I’m also co-chair of the Coalition to Transform Advanced Care, where we leverage advocacy to improve the lives of people with serious illness, who are especially vulnerable to complications and death due to COVID-19. C-TAC has heard from healthcare providers, patients and families about the heartbreak and suffering from restrictions on visitation.

Navigating in-person visitation during the COVID-19 pandemic has been immensely stressful for all involved, from upset family members to overwhelmed staff to healthcare facilities that must find a balance between supporting patients and protecting workers.

Many facilities have used technology to help bridge the gap between patients and families. This effort should be applauded, but virtual visits are not a universal solution. Families from low-income communities often lack the resources needed for these virtual visits, like broadband internet, smartphones or tablets.

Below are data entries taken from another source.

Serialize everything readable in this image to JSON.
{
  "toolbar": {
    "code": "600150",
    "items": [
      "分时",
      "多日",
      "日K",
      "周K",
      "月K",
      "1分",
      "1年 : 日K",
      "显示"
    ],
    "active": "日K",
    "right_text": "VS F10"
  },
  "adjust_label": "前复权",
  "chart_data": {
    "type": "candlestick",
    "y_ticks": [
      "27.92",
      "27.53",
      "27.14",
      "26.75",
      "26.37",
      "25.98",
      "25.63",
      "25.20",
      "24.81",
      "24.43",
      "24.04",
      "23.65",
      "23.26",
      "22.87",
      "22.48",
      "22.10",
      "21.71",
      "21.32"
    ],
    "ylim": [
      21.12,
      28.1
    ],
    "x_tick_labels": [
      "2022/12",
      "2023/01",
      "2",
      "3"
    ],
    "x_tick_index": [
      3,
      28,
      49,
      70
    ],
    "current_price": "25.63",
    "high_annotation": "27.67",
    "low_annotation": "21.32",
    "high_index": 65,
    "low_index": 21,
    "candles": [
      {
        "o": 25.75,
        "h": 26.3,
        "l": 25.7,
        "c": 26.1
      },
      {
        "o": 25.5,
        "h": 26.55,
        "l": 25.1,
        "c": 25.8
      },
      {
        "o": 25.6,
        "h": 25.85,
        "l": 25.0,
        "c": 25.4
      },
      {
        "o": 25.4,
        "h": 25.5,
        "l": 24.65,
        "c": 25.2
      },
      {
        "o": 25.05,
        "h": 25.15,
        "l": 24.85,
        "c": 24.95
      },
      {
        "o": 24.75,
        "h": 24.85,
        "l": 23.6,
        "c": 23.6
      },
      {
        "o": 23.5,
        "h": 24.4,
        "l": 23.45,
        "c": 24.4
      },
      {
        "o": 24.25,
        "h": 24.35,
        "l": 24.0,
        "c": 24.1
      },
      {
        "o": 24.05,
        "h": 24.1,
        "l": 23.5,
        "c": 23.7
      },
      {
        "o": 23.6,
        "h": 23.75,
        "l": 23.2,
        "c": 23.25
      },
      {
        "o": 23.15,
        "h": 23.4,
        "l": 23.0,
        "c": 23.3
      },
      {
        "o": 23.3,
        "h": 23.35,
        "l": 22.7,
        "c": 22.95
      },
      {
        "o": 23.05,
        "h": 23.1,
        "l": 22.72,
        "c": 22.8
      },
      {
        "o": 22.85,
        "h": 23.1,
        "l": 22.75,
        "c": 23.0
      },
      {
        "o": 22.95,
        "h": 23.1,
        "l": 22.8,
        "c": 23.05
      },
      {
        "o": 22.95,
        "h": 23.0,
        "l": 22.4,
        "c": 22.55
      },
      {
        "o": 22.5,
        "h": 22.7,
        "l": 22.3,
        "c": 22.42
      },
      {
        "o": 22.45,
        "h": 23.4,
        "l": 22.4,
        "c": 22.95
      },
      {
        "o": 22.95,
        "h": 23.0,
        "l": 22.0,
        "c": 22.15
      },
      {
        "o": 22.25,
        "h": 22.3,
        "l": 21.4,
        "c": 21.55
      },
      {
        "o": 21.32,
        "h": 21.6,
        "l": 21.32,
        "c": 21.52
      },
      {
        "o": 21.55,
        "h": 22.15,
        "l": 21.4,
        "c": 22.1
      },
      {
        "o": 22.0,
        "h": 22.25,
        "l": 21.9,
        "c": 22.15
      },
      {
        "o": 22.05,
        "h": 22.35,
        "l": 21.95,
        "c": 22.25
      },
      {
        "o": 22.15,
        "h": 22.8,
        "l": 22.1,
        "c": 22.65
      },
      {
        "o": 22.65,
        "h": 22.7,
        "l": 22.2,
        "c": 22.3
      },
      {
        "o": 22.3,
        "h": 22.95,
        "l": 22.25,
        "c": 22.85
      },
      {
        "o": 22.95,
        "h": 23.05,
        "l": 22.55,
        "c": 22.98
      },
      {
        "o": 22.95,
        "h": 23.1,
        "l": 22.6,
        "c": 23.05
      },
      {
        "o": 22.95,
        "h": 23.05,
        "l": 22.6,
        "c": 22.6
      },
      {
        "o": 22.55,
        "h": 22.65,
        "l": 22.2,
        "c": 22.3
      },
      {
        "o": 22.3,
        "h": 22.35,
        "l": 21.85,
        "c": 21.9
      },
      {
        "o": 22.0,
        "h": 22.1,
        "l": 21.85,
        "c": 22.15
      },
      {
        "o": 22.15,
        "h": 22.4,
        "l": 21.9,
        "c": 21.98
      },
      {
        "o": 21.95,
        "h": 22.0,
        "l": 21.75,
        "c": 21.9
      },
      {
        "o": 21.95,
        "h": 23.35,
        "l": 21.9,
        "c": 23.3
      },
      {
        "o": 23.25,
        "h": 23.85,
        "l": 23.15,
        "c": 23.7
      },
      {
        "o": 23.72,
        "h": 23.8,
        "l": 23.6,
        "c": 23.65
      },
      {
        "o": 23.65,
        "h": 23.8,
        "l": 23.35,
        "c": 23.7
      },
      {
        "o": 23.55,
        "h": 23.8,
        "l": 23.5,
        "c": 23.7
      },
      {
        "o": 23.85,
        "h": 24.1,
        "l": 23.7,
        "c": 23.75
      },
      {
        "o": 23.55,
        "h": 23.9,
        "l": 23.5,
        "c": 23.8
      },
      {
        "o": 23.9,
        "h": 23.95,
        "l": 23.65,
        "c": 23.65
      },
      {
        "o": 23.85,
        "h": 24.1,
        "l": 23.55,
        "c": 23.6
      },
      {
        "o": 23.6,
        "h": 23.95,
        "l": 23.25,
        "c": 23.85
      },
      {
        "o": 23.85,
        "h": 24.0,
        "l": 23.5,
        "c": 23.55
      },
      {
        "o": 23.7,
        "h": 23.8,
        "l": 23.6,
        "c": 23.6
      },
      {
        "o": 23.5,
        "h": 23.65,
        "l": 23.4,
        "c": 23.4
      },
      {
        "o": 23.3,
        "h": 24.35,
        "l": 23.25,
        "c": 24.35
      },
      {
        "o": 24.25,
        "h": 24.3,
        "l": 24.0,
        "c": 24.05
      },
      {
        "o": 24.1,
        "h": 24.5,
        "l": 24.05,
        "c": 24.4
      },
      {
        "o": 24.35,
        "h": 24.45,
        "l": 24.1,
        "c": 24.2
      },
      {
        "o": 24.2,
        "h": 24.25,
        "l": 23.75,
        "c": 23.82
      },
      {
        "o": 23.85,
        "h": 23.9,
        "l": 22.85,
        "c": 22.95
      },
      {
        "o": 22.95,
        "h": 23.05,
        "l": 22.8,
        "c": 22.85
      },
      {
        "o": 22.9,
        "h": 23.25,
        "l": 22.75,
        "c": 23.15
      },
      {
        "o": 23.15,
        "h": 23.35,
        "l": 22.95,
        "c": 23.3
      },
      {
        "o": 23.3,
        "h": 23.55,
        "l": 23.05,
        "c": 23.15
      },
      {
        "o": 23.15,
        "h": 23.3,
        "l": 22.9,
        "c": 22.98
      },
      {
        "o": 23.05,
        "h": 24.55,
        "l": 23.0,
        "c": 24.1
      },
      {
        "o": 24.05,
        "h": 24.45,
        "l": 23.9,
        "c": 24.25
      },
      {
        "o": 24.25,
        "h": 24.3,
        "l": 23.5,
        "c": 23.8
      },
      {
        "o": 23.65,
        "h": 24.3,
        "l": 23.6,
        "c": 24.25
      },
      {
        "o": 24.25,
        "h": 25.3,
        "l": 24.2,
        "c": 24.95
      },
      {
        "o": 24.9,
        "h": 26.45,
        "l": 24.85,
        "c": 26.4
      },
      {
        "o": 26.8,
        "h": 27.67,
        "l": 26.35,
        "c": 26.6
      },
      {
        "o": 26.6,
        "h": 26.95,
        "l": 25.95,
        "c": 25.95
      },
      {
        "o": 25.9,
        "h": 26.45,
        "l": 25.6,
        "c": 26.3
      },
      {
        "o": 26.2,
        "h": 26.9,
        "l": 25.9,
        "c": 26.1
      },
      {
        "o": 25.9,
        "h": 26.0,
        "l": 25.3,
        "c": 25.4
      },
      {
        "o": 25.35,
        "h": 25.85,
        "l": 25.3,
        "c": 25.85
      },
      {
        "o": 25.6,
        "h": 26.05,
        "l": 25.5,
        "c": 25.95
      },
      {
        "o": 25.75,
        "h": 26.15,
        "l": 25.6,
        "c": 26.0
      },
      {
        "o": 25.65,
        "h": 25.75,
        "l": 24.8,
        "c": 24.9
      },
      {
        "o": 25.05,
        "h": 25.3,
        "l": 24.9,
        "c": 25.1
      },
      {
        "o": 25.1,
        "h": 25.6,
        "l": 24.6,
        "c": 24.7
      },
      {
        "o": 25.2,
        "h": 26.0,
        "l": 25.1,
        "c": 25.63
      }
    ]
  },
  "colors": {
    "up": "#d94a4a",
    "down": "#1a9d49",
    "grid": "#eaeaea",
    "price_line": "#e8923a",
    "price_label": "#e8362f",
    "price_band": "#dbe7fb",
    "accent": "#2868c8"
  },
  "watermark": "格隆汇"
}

The inherent limitations of virtual visits can also make it difficult for families to make fully informed treatment decisions for their seriously-ill loved one.

CMS released visitation guidance for nursing homes in September, expanding the definition of a “compassionate care” visit beyond those near death. Unfortunately, many nursing homes have not been educated on this update and still restrict visits to limited end-of-life scenarios. There has been no guidance to hospitals or other health facilities on this topic. Lack of visitation leads to suffering for patients, families and staff as a result of depression, anxiety and moral distress.

Since September, there have been major developments in the pandemic, such as the increasing availability of vaccines, the emergence of new COVID-19 variants, and a growing body of knowledge about how to better protect ourselves and treat those who are sick–all of which have serious implications for in-person visitation and should be addressed in the Biden administration’s COVID-19 response. Healthcare facilities have developed new safety protocols over the course of the pandemic to adjust and facilitate more meaningful visits, but they would benefit greatly from federal expertise and the dissemination of best practices.

President Biden’s national COVID-19 response strategy supports “the accelerated distribution of vaccines to residential care settings,” but does not specifically mention in-person visitation. While early data suggests that the COVID-19 vaccine reduces transmission and hospitalizations, the fact remains that we owe it to our patients and their families to think deeply and come up with safe ways for them to connect.

The circumstances surrounding COVID-19 are constantly changing and it’s critical to remember the emotional toll that restrictions on visitation are having across the country. As the administration continues to tackle this unprecedented crisis, we call on leaders to give healthcare organizations the guidance needed to do right by patients, families and front-line workers.